Joe paused in his labor to adjust his collar. “Damn starch,” he muttered. The reflex to unbutton it was frozen by the stare of the camera. He resumed his labor and the conversation. “Hank went back, right?”
“Yeah, the past. That's all he could talk about. No fingerprints. No DNA. The cops won't catch him again.”
“Yeah. That's what I'd choose.”
“You plan on gettin' back in the business when you get out?”
“What else? I don't know nuthin' 'bout nuthin' else.”
“If you get caught again, it'll be your third strike. The death sentence.”
“Or I can take the time machine.”
“You'd go back, like Hank?”
“Sure. Gimme the past. Same reason.”
“Who's this?” Joe asked, changing the subject.
Eddy shrugged. “Some con.”
“No, just died.”
Eddy shrugged again.
Joe touched the edge of the six foot long box on the cart and Eddy glanced at the nearest camera.
“Don't worry, I'm not gonna look. I's just thinkin' it's not much of a coffin.”
Eddy smirked. “They ain't gonna bury him, you damn dummy.”
Joe responded with his eyebrows.
“Cremation,” Eddy added.
“You never brought a body down here before?”
“No. How much further?”
“As long as we can make it.”
“Don' wanna miss lunch.”
“Don't worry. You won't.”

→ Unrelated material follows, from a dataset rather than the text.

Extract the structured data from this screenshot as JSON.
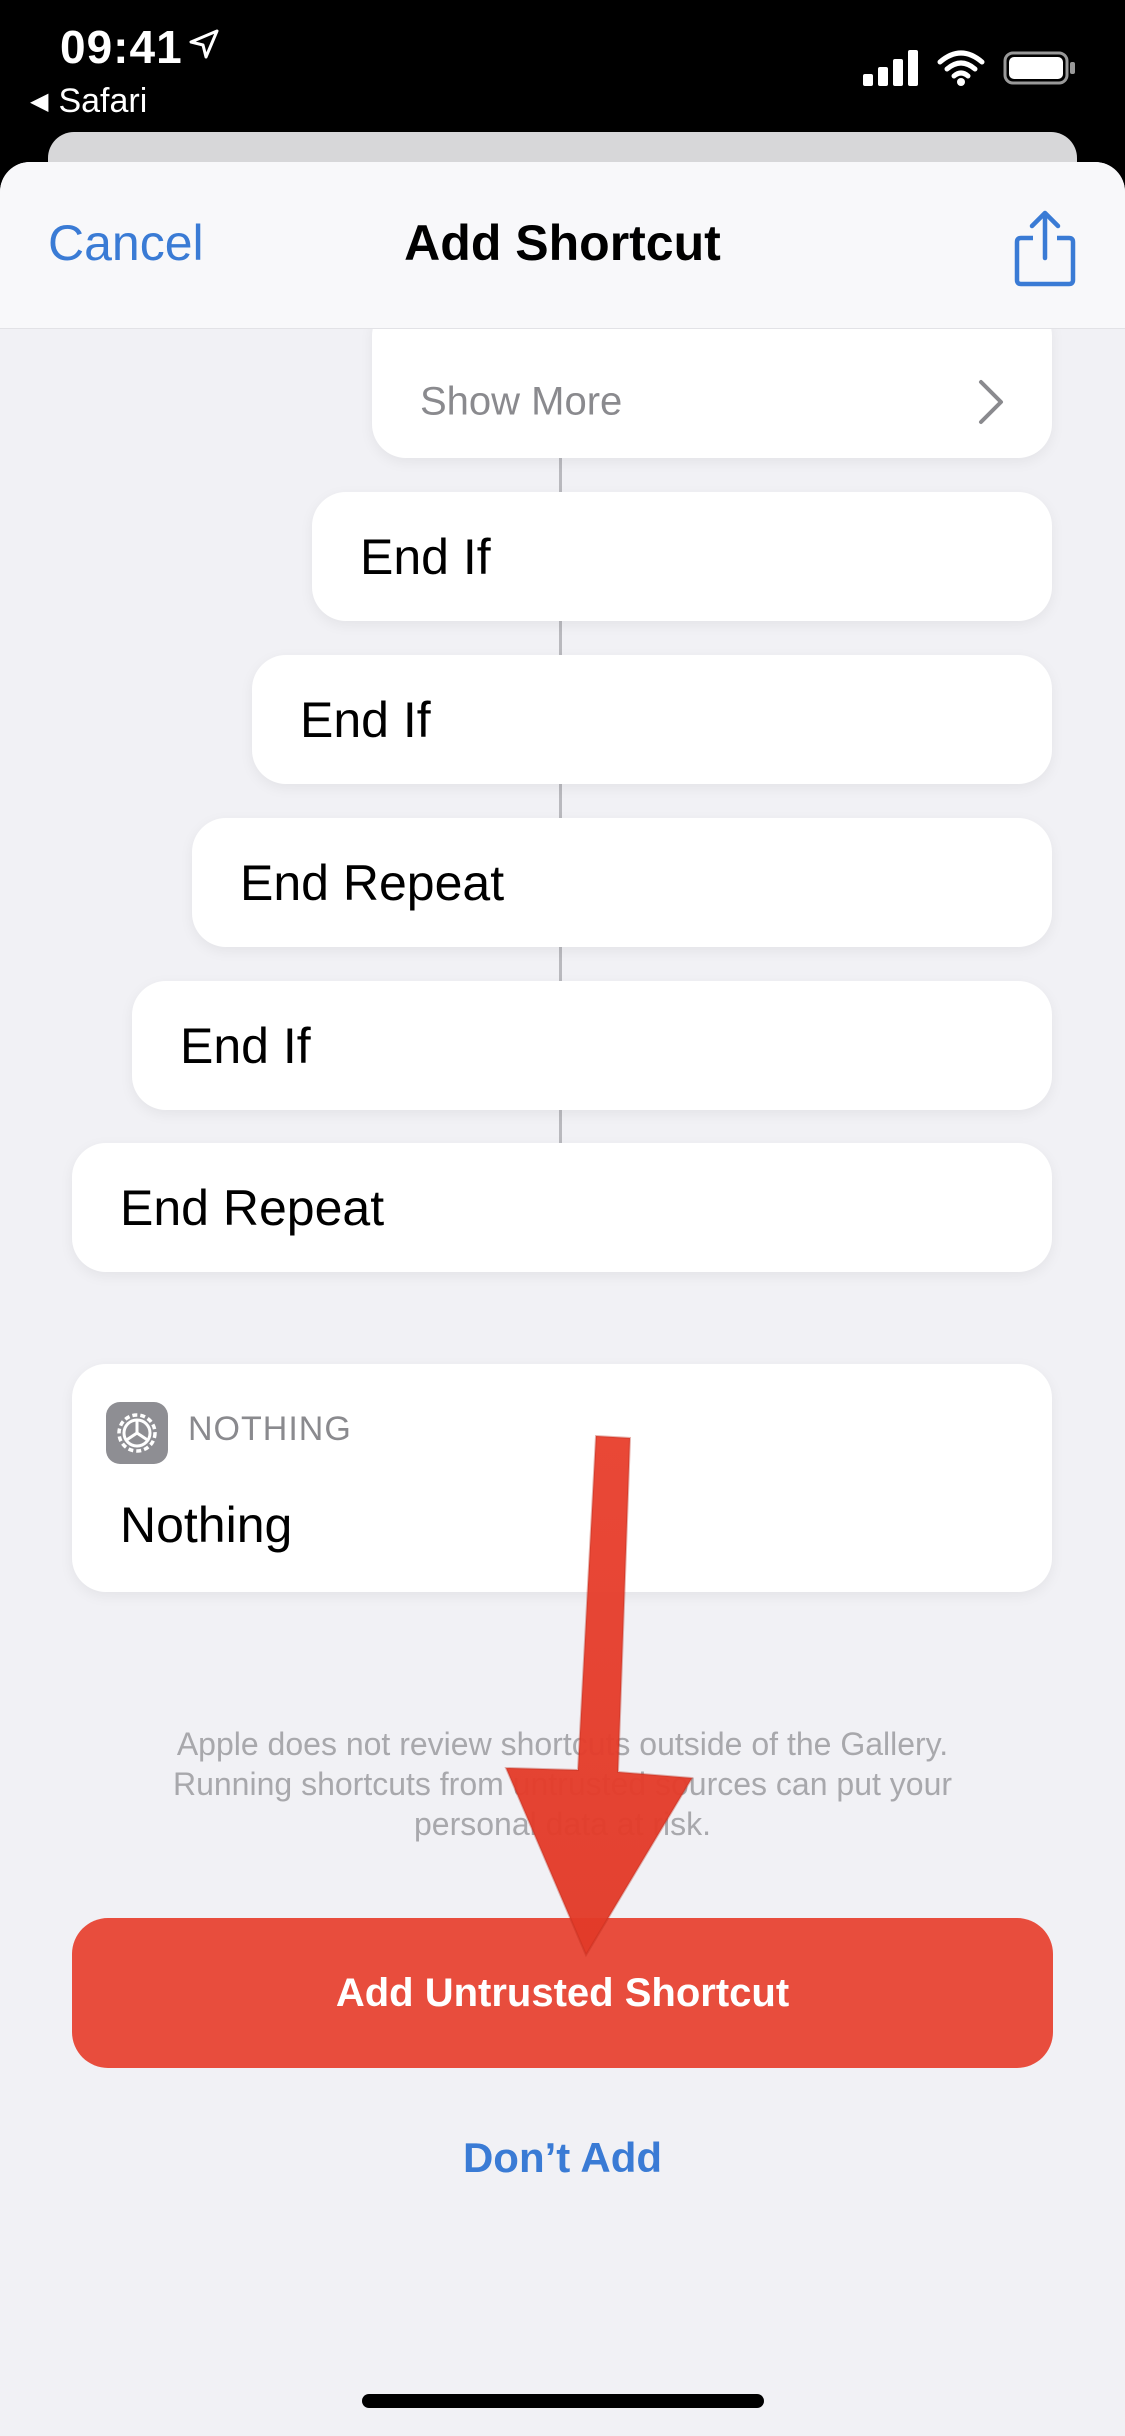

Silence joined them for the next span of the hallway and the men's attention wavered. The cart bumped the wall and the box twisted.

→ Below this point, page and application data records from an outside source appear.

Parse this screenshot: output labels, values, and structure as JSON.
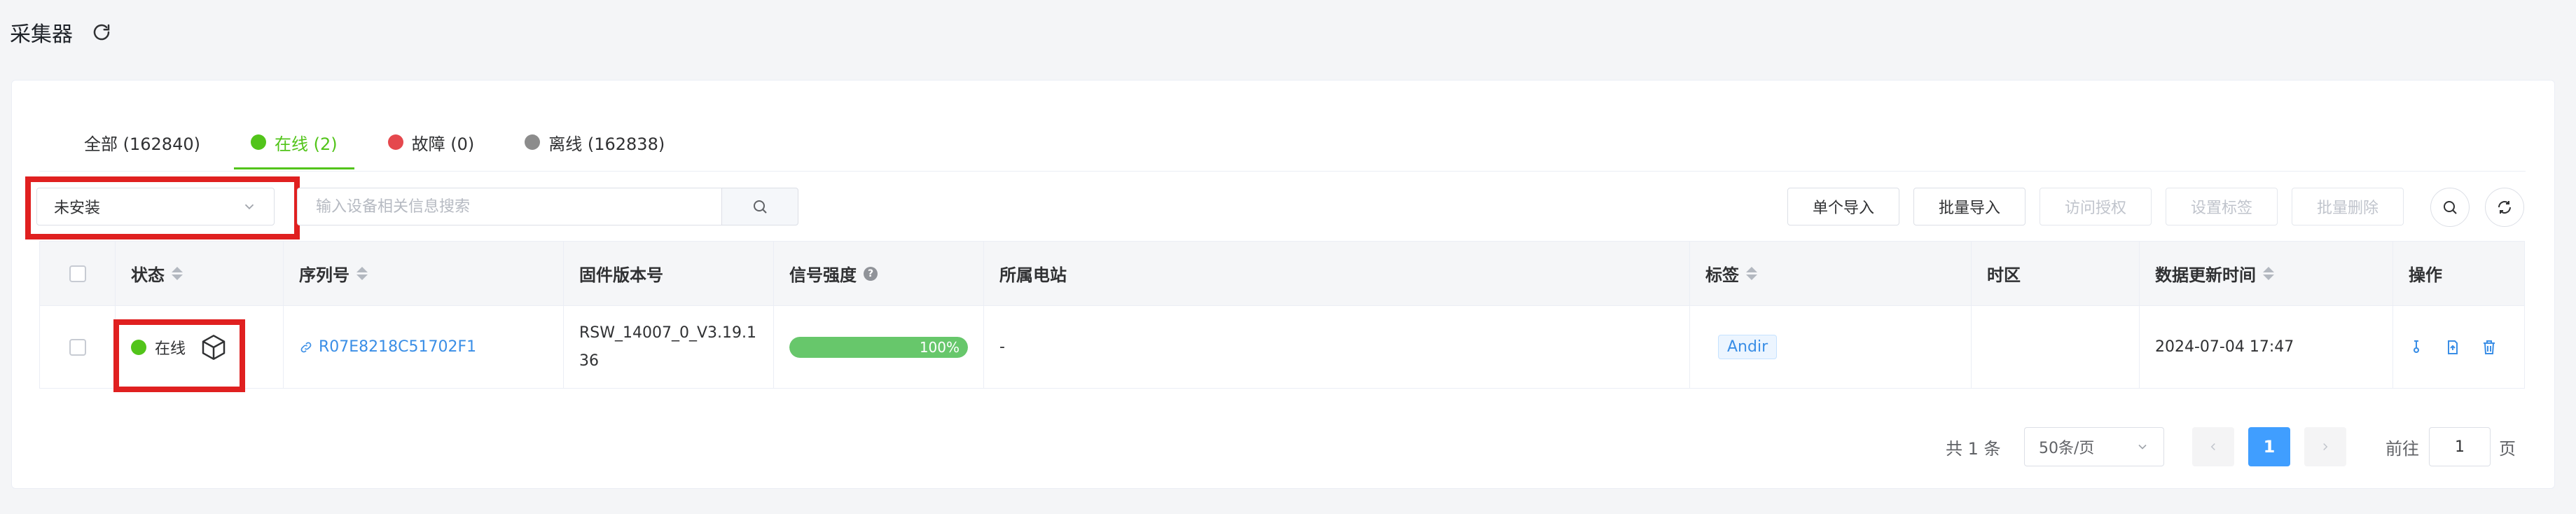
{
  "header": {
    "title": "采集器",
    "refresh_icon": "refresh-icon"
  },
  "tabs": [
    {
      "label": "全部 (162840)",
      "dot": null,
      "active": false
    },
    {
      "label": "在线 (2)",
      "dot": "#52c41a",
      "active": true
    },
    {
      "label": "故障 (0)",
      "dot": "#e5484d",
      "active": false
    },
    {
      "label": "离线 (162838)",
      "dot": "#8c8c8c",
      "active": false
    }
  ],
  "toolbar": {
    "install_select_value": "未安装",
    "search_placeholder": "输入设备相关信息搜索",
    "buttons": {
      "single_import": "单个导入",
      "batch_import": "批量导入",
      "access_auth": "访问授权",
      "set_tags": "设置标签",
      "batch_delete": "批量删除"
    }
  },
  "table": {
    "columns": {
      "status": "状态",
      "serial": "序列号",
      "firmware": "固件版本号",
      "signal": "信号强度",
      "station": "所属电站",
      "tags": "标签",
      "timezone": "时区",
      "updated": "数据更新时间",
      "actions": "操作"
    },
    "rows": [
      {
        "status": "在线",
        "serial": "R07E8218C51702F1",
        "firmware_line1": "RSW_14007_0_V3.19.1",
        "firmware_line2": "36",
        "signal_label": "100%",
        "signal_value": 100,
        "station": "-",
        "tag": "Andir",
        "timezone": "",
        "updated": "2024-07-04 17:47"
      }
    ]
  },
  "pagination": {
    "total": "共 1 条",
    "page_size": "50条/页",
    "current_page": "1",
    "goto_label": "前往",
    "goto_value": "1",
    "page_suffix": "页"
  },
  "colors": {
    "accent": "#409eff",
    "online": "#52c41a",
    "highlight": "#e02020"
  }
}
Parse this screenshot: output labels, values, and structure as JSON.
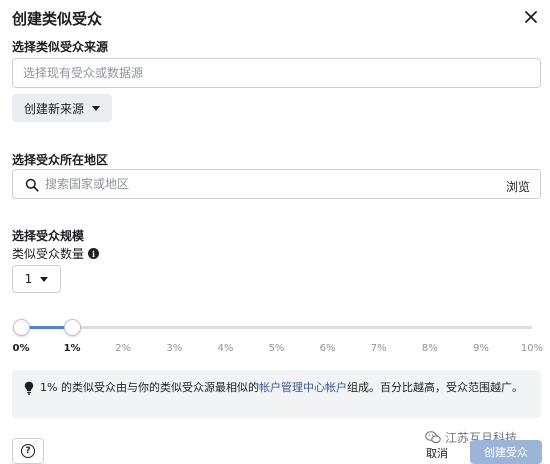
{
  "dialog": {
    "title": "创建类似受众"
  },
  "source": {
    "label": "选择类似受众来源",
    "placeholder": "选择现有受众或数据源",
    "create_button": "创建新来源"
  },
  "location": {
    "label": "选择受众所在地区",
    "placeholder": "搜索国家或地区",
    "browse": "浏览"
  },
  "size": {
    "label": "选择受众规模",
    "count_label": "类似受众数量",
    "count_value": "1",
    "slider": {
      "ticks": [
        "0%",
        "1%",
        "2%",
        "3%",
        "4%",
        "5%",
        "6%",
        "7%",
        "8%",
        "9%",
        "10%"
      ],
      "range_min_percent": 0,
      "range_max_percent": 1
    }
  },
  "info": {
    "text_before": "1% 的类似受众由与你的类似受众源最相似的",
    "link": "帐户管理中心帐户",
    "text_after": "组成。百分比越高，受众范围越广。"
  },
  "footer": {
    "help": "?",
    "cancel": "取消",
    "create": "创建受众",
    "watermark": "江苏互旦科技"
  },
  "colors": {
    "accent": "#4f81e2",
    "link": "#385898",
    "disabled_primary": "#9cb4d8"
  }
}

“Watch what you're doin'!” Joey complained.
Eddy placed his hands on the top edge and pushed. The weight of the body held the box fast and the lid slipped off.
Both men held their breath and searched for the nearest camera. It was right above them pointed down the hall. The next one looking in their direction was twenty-five yards further on.
“Quick! Put it back.”
“I am,” Eddy replied, but raised up on his toes to peek before pulling the lid back in place.
“Close it, damn it!”
Eddy didn't move.
“What the hell you doin'?”
Eddy didn't respond.
Joey slid between the cart and the wall and reached to pull the lid back in place.
“Look,” Eddy commanded.
Joey glanced at the camera and then peeked into the box.
The men pulled the lid back into place and pushed against the bottom of the box to realign it on the cart, then leaned side-by-side against the wall.
Several moments passed before they started and glanced at the camera. Without another word, they resumed their journey.
The guard at the crematorium opened the door and checked the number on the box before allowing them to push their cart inside. It aligned perfectly with a roller conveyor onto which they shoved the box.
“Take the cart and report back,” the guard instructed.
They returned the way they had come in far less time as though trying to outrun their transgression.
Eddy was the first to dare to speak.
“That was Hank.”
Joe turned on Eddy with a threat.
“Did they see...”
“No. I don't know. I hope not.”
A guard met them when they arrived at the cell block and began leading them away from the mess hall.
“It's lunch time.” Eddy complained.
The guard didn't respond, but locked them in separate cells.
An hour later, trays of food were slid through access ports in their doors.
The next day, four inmates pushed two carts with two boxes along the corridor.